MATERIAL FOR THIS EXERCISE =
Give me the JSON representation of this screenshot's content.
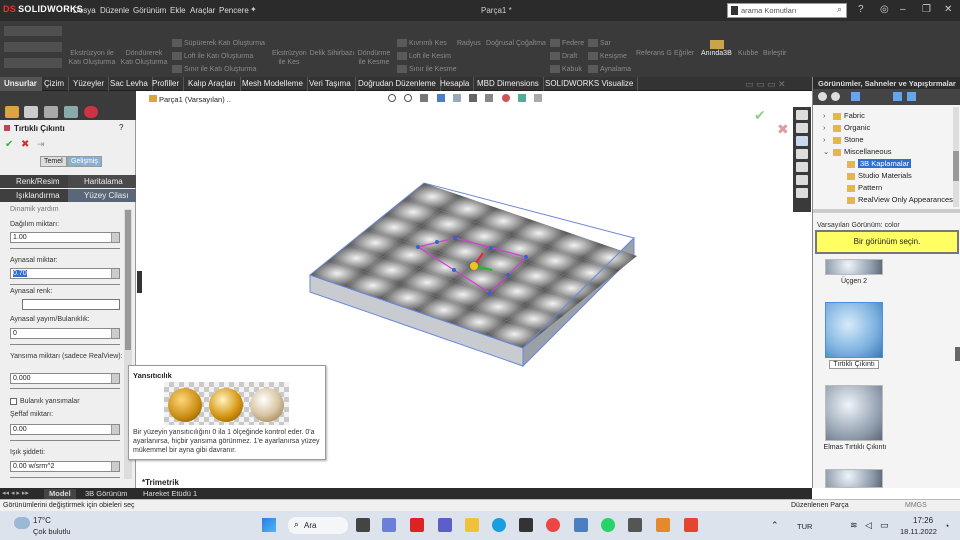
{
  "titlebar": {
    "app_name": "SOLIDWORKS",
    "menus": [
      "Dosya",
      "Düzenle",
      "Görünüm",
      "Ekle",
      "Araçlar",
      "Pencere"
    ],
    "doc_title": "Parça1 *",
    "search_placeholder": "arama Komutları"
  },
  "command_bar": {
    "items": [
      "Ekstrüzyon ile Katı Oluşturma",
      "Döndürerek Katı Oluşturma",
      "Süpürerek Katı Oluşturma",
      "Loft ile Katı Oluşturma",
      "Sınır ile Katı Oluşturma",
      "Ekstrüzyon ile Kes",
      "Delik Sihirbazı",
      "Döndürme ile Kesme",
      "Kıvrımlı Kes",
      "Loft ile Kesim",
      "Sınır ile Kesme",
      "Radyus",
      "Doğrusal Çoğaltma",
      "Federe",
      "Draft",
      "Kabuk",
      "Sar",
      "Kesişme",
      "Aynalama",
      "Referans Geometri",
      "Eğriler",
      "Anında3B",
      "Kubbe",
      "Birleştir"
    ]
  },
  "tabs": [
    "Unsurlar",
    "Çizim",
    "Yüzeyler",
    "Sac Levha",
    "Profiller",
    "Kalıp Araçları",
    "Mesh Modelleme",
    "Veri Taşıma",
    "Doğrudan Düzenleme",
    "Hesapla",
    "MBD Dimensions",
    "SOLIDWORKS Visualize"
  ],
  "property_manager": {
    "title": "Tırtıklı Çıkıntı",
    "mode_buttons": [
      "Temel",
      "Gelişmiş"
    ],
    "subtabs": [
      "Renk/Resim",
      "Haritalama",
      "Işıklandırma",
      "Yüzey Cilası"
    ],
    "dynamic_label": "Dinamik yardım",
    "fields": [
      {
        "label": "Dağılım miktarı:",
        "value": "1.00"
      },
      {
        "label": "Aynasal miktar:",
        "value": "0.70"
      },
      {
        "label": "Aynasal renk:",
        "value": ""
      },
      {
        "label": "Aynasal yayım/Bulanıklık:",
        "value": "0"
      },
      {
        "label": "Yansıma miktarı (sadece RealView):",
        "value": "0.000"
      },
      {
        "label": "Şeffaf miktarı:",
        "value": "0.00"
      },
      {
        "label": "Işık şiddeti:",
        "value": "0.00 w/srm^2"
      }
    ],
    "checkbox_label": "Bulanık yansımalar"
  },
  "tooltip": {
    "title": "Yansıtıcılık",
    "text": "Bir yüzeyin yansıtıcılığını 0 ila 1 ölçeğinde kontrol eder. 0'a ayarlanırsa, hiçbir yansıma görünmez. 1'e ayarlanırsa yüzey mükemmel bir ayna gibi davranır."
  },
  "viewport": {
    "tree_label": "Parça1 (Varsayılan) ..",
    "view_label": "*Trimetrik"
  },
  "right_panel": {
    "title": "Görünümler, Sahneler ve Yapıştırmalar",
    "tree": [
      {
        "label": "Fabric",
        "level": 1,
        "expanded": false
      },
      {
        "label": "Organic",
        "level": 1,
        "expanded": false
      },
      {
        "label": "Stone",
        "level": 1,
        "expanded": false
      },
      {
        "label": "Miscellaneous",
        "level": 1,
        "expanded": true
      },
      {
        "label": "3B Kaplamalar",
        "level": 2,
        "selected": true
      },
      {
        "label": "Studio Materials",
        "level": 2
      },
      {
        "label": "Pattern",
        "level": 2
      },
      {
        "label": "RealView Only Appearances",
        "level": 2
      }
    ],
    "default_label": "Varsayılan Görünüm: color",
    "prompt": "Bir görünüm seçin.",
    "tiles": [
      "Üçgen 2",
      "Tırtıklı Çıkıntı",
      "Elmas Tırtıklı Çıkıntı"
    ]
  },
  "bottom_tabs": [
    "Model",
    "3B Görünüm",
    "Hareket Etüdü 1"
  ],
  "status": {
    "left": "Görünümlerini değiştirmek için obieleri seç",
    "mode": "Düzenlenen Parça",
    "units": "MMGS"
  },
  "taskbar": {
    "temperature": "17°C",
    "weather": "Çok bulutlu",
    "search": "Ara",
    "language": "TUR",
    "time": "17:26",
    "date": "18.11.2022"
  },
  "colors": {
    "accent": "#2f6fcf",
    "prompt_bg": "#ffff64",
    "plate_light": "#dddddd",
    "plate_dark": "#2a2a2a"
  }
}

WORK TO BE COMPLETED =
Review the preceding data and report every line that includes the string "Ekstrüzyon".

RESPONSE FOR THIS EXERCISE =
      "Ekstrüzyon ile Katı Oluşturma",
      "Ekstrüzyon ile Kes",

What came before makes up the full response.